I myself had 16 hours of seconds-apart excruciating labor pains, was out of my mind in pain, 107 temperature and with water broke, plus too small of a pelvis to ever deliver normal. I almost died.....but I never screamed, just moaned. To me that would be "my" #10 but is that #10 to the next person??? If my present doctor wasn't there and doesn't know what pain I went through then how does he know what "my" #10 is or anyone elses for that matter???
I also agree that the nature of pains greatly differ which makes it hard to compare. Sharp pains can be unbearable and make you gasp for breath or even scream depending on the cause (for the seconds or minutes you have it), cramps can also be unbearable although in a different way when you have them 24 hours a day 7 days a week for a year!
I don't think the Manoski Pain Scale works very well either, since according to that you are still able to work and perform social activities even though you need narcotics every 3-4 hours for pain. Until the scale reaches a point of not being able to work you are supposedly having difficulty reading & conversing!!

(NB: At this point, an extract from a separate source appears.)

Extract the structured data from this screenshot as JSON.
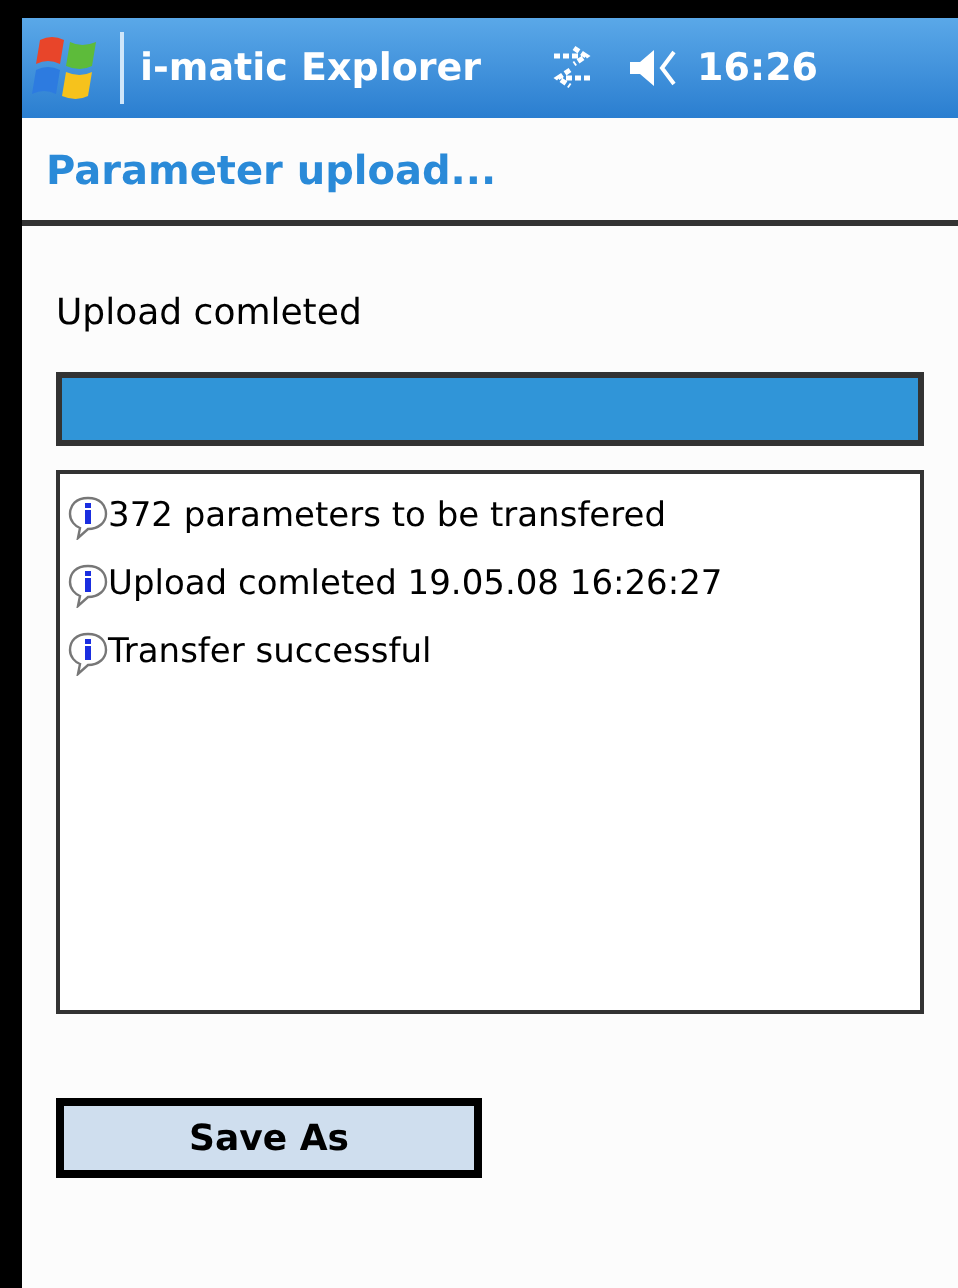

I can read & converse and even sit although in pain all the time. I am unable to walk un-aided and even intensify the pain when walk with aide. I am not on narcotics though unless Darvocet is considered a narcotic(not that I wouldn't like to be so I could function). I definitely could never go out to work at a job like this though, especially involving standing or walking.....concentrating well enough to work efficiently would be a problem with the pain. My pain makes me very grumpy, restless, less tolerant of people and everything else, and the more I push myself to put up with the pain the worse it gets until I must give in & lay down. I also have no social life for the past year. Sometimes the pain is very intense cramping, sometimes sharp, sometimes pressure pains like exploding, sometimes less intense cramping and pressure pain....how do you rate it over-all??? I can't even stand or bend to make meals or clean or it makes the pain much worse, but I am not moaning with my pain so what number do they have for that, I didn't see it on the scale???
Mary...the rocks description was good!
-- Jean (from PA)